Not too much to talk about here, but we do have a few items. The login online to pay for your costume feature never came online. As a matter of fact just days prior, we were informed that no credit card payment would be accepted. Who wants to walk around TnT or anywhere for that matter with that kind of cash on them! This is not a fete in here this is madness!
Maybe Cascadia Hotel was not the best location for costume pick up. The roads are just way to narrow for that kind of traffic congestion. Thank goodness for the bar in the parking lot once you did make it to the hotel!
This point is really not a bad, but more of a mix up. On Tuesday, seeing that the main stage crossing was delayed, masqueraders were greeted with lunch around the savannah. Although a good idea, it added to some confusion for the masqueraders already waiting at the park for lunch. The St. Clair rest stop is a cool and refreshing location, but many masqueraders found the lunch stopover/break a little too long and despite the tantalizing beats of Tassa drums, masqueraders slowly became restless. On the flip side, some masqueraders truly enjoyed the break, before getting back on the road.
The security issue is where the review gets a little sticky. Truth be told, we don't think there was too much more Tribe could do in this area. However, we feel it is important enough to mention here. First, let us make it clear that for both days Tribe security was in full force and the band was a very safe band to be in. The ratio of security to masqueraders was extremely impressive.
Many people we have spoken to are of the opinion that police officers in TnT do not feel the need to be polite to people. That's right we said it! They feel they must maintain a gruff and what we call "bad john" persona at all times, no matter who they are dealing with. I think that is the wrong approach for carnival time. You cannot approach a tourist, a visiting Trinidadian or a law abiding resident, the same way you deal with a menace to society. An attempt should be made to hire a group of officers who are trained in community policing that know when to escalate a situation and when a simple dialog may be the solution.
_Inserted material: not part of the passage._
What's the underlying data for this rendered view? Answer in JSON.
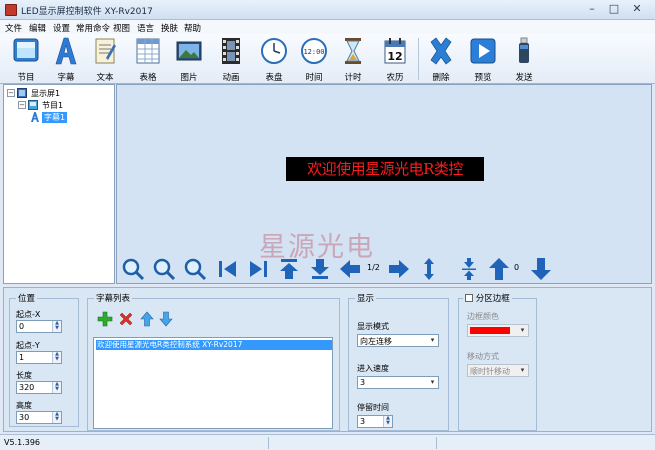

Because of the mentality of some people in law enforcement, a couple of incidents could have been avoided especially one on Monday afternoon in which a visitor was beaten. Is it too hard for law enforcement to stop and listen to someone, before they start their "bad john" antics? The very people who are there to protect and serve us are the ones that actually caused some of the security incidents to escalate unnecessarily, so sad. Is there a specially trained group of officers who are more sensitive to their environment? If not, then they should be.
We will DEFINITELY be back in Tribe next year. The attention to detail and level of organization made it not just a great band to be a part of; it made playing with Tribe an experience!